- _TASK REQUIREMENTS_: Find and copy every line in the records that includes the string "this".
RECORDS TO PROCESS section start
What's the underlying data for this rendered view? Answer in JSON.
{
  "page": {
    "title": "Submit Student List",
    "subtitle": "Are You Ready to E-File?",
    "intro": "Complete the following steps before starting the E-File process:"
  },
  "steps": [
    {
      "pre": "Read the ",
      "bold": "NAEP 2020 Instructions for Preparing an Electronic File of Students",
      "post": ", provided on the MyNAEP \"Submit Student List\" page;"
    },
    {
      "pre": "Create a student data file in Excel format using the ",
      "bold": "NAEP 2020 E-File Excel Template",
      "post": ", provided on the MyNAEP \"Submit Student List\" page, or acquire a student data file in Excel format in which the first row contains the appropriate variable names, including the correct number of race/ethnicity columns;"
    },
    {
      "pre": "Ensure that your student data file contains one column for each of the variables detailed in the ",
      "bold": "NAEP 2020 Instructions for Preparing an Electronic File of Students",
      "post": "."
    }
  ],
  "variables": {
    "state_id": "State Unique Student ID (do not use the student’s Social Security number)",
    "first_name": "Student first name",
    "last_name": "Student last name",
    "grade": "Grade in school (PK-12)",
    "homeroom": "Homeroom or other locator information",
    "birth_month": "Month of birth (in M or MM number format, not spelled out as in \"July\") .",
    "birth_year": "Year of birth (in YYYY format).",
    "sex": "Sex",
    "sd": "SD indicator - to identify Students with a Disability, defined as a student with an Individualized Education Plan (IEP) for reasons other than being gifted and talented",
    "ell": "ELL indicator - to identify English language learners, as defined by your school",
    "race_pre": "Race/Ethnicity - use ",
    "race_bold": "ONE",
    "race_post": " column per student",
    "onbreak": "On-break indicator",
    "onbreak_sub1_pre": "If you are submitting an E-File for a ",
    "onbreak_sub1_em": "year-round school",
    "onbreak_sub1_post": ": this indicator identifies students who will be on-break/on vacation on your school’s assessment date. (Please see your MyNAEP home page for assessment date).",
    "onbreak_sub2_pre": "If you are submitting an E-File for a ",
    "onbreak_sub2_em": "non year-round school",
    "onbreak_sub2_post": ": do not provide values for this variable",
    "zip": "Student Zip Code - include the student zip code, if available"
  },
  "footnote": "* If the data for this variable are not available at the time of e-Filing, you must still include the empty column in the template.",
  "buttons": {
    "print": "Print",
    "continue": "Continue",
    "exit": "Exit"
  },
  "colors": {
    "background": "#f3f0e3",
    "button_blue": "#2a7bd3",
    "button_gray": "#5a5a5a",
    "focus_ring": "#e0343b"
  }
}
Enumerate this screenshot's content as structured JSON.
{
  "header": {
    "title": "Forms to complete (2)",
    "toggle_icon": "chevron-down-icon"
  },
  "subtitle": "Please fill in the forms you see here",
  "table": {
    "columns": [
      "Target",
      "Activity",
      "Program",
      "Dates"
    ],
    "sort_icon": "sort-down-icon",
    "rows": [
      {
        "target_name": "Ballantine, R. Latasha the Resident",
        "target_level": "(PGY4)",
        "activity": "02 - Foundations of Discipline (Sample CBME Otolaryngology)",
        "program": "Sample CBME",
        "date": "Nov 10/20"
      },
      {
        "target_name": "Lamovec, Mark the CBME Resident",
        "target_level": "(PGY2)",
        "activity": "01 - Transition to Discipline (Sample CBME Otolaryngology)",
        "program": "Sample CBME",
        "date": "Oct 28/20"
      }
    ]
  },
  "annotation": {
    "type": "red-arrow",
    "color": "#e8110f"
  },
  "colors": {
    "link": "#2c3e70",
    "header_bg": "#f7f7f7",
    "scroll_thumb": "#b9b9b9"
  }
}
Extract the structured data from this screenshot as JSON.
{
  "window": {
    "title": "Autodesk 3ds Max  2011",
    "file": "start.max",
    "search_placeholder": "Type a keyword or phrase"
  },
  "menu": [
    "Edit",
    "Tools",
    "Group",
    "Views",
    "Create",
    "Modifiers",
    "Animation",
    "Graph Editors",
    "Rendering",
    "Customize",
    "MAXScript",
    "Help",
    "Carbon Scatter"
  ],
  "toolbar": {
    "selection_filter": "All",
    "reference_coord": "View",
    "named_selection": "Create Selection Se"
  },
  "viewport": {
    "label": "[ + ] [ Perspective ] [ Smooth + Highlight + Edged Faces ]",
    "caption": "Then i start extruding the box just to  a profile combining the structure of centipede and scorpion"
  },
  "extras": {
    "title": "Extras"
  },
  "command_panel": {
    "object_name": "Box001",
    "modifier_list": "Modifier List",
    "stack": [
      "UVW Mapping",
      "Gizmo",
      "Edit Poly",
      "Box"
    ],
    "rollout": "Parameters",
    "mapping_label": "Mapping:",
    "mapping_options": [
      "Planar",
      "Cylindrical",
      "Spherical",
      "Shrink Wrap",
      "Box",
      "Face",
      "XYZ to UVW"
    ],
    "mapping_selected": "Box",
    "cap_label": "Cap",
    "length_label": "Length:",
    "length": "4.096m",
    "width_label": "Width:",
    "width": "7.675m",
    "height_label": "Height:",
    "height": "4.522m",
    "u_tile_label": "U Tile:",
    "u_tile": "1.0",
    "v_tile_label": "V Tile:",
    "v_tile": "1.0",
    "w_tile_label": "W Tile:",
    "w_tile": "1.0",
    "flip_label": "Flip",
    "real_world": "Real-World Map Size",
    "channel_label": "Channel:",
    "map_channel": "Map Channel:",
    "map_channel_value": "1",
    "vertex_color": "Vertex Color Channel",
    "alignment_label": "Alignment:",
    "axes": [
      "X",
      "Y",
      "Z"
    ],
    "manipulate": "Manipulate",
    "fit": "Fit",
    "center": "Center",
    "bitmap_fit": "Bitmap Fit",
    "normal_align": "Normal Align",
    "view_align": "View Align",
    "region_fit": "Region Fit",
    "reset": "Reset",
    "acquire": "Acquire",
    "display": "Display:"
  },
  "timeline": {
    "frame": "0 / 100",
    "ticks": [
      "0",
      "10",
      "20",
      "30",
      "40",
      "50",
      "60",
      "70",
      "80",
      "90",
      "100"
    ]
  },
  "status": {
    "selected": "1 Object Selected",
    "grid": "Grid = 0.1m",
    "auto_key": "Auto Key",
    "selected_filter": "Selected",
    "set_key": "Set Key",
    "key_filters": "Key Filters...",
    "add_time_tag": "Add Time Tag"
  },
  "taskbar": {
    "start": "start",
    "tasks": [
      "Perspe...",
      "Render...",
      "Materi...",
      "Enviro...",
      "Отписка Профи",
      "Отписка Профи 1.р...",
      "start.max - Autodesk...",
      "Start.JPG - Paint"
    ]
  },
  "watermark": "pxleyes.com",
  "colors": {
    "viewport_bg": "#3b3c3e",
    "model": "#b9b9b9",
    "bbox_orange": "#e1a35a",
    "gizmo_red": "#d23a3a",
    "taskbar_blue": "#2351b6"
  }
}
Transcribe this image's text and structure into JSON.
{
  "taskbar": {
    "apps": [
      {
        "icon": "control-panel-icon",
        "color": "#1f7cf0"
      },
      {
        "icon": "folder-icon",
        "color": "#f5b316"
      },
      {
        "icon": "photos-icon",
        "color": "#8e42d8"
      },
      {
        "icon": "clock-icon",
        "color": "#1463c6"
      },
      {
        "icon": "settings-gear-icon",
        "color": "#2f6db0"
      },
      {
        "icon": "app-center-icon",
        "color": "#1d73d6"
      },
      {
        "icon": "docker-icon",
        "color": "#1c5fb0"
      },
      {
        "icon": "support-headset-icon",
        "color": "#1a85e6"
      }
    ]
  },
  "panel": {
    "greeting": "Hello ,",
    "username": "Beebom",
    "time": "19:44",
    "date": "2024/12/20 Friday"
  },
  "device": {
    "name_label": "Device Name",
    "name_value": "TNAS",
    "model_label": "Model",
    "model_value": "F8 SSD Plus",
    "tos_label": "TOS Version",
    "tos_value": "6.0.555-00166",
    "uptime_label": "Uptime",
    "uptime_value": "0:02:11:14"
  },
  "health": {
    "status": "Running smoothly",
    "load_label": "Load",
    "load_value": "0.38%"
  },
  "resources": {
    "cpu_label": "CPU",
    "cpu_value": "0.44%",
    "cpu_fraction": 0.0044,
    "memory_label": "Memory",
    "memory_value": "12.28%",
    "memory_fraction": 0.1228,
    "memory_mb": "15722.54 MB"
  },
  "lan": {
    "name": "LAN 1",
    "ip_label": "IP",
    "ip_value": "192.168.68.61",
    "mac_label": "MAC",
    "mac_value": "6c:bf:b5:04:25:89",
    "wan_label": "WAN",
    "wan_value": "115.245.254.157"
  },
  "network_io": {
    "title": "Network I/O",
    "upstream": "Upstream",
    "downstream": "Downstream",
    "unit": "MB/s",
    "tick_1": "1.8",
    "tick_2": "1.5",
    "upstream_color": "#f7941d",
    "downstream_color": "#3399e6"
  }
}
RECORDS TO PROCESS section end
- _REPLY TO THE EXERCISE_:
What's the underlying data for this rendered view? Answer in JSON.
    "onbreak_sub1_post": ": this indicator identifies students who will be on-break/on vacation on your school’s assessment date. (Please see your MyNAEP home page for assessment date).",
    "onbreak_sub2_post": ": do not provide values for this variable",
  "footnote": "* If the data for this variable are not available at the time of e-Filing, you must still include the empty column in the template.",
Enumerate this screenshot's content as structured JSON.
Extract the structured data from this screenshot as JSON.
Transcribe this image's text and structure into JSON.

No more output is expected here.